GVT has given Kim the chance to spread her artistic wings. One of her discoveries is that she enjoys auditioning actors and casting shows. “Cathey and Kermit (Editor’s Note: Kermit Medsker is GVT’s music director) and I go up to New York, and we audition two or three hundred actors in two days. There are times you love someone but you don’t have the right role for them, so you keep their resume on file in case you do later.” She’s also gone to the Unified Professional Theatre Auditions (UPTA) in Memphis, Tennessee, with Kermit. “Sometimes an actor can’t make the audition, so they’ll send a video. We found Erin Maya, the woman who was so phenomenal as Janis Joplin in Beehive, that way. She missed the audition and sent us a video, and we cast her on the basis of it.”

She found herself facing a different type of audition when she directed the theatre’s 2015 holiday production of A Christmas Carol. “Fifty kids auditioned.
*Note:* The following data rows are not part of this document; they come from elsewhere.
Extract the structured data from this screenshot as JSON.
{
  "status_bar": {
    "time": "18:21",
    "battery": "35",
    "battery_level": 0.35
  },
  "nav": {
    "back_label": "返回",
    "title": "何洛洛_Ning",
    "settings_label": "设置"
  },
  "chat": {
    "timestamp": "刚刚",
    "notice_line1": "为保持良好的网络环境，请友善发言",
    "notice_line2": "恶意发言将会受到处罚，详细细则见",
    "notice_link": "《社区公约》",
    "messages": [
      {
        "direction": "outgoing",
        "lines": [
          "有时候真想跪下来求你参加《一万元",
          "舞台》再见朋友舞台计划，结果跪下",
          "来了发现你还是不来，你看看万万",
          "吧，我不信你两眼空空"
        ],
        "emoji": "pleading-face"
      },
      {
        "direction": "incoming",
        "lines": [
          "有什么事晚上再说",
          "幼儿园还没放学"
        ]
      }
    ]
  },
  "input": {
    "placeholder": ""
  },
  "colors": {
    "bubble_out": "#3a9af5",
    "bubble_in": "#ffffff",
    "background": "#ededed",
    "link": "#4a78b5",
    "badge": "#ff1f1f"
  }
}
Most of them were from our theatre program. I love watching them go from being so shy that they won’t even look you in the eye to standing center stage and doing a monologue. It shows the value of what our children’s program is doing.”

The demands of producing year-round theatre don’t leave the GVT staff with much down time, but when she’s not working Kim enjoys running on the Greenbrier River Trail and in the Greenbrier State Forest. She spends most of her free time with Val, who works for Lewisburg’s popular distillery, Smooth Ambler. Her energetic, outgoing partner is also a dog rescuer and on the local roller derby team, so they’re rarely at a loss for something to do.

She’d like to have more time to travel. She has been to Europe, and twice to Peru. Her wish list includes some off-the-beaten-path destinations: India, Morocco and the countries of Southeast Asia. “I’m not a traditional tourist,” she admits.

She doesn’t even have much time to get back to her old stomping grounds, New York City. As an actor and a fan she’d like to be able to keep up with Broadway productions. Three current ones she’d like to see are Hamilton, Fun Home and The Curious Incident of the Dog in the Nighttime.

She minored in history in college, and she still has a fascination with it. “I’d be writing papers about medieval shepherds while my theatre friends were writing bios of Bernadette Peters. When I was in high school I took a European history class at Cambridge University. One day I took the train to London by myself without knowing where I was going. I got off at King’s Cross Station and started wandering around. Eventually I found the Theatre Museum in Covent Garden. It tells the story of the performing arts in Great Britain from the sixteenth century to the present day, with costumes and manuscripts and posters. I loved it! I couldn’t have found a better way to spend the day, even if I’d known where I was going.”

Kim Morgan Dean’s fans include at least one very important one – her employer at GVT, Cathey Sawyer. “Having Kim as part of our company has been a godsend,” Sawyer shares her review. “She’s a terrific actress – smart, precise, and highly capable. She has a wide range as an actress and as a singer, which makes her a perfect company member. She’s also one of the most dedicated theatre people I’ve ever met. She’s not afraid to roll up her sleeves and do whatever it takes to keep the theatre going because she believes in what theatre can do for its audience and for our youth. She’s a joy to be around.”

Her better half Val heartily concurs. “Kim is sort of a force of nature. She throws herself into any task with the fiercest of commitment – even if it’s household chores. I’m sure she wishes at times that I shared that gusto. But seriously, I place so much trust in her counsel. She has incredible insight and sensitivity to others. Mostly, I’m just very proud of her and her bravery on and off stage. She lives her life very authentically, and I’m lucky to share mine with her.”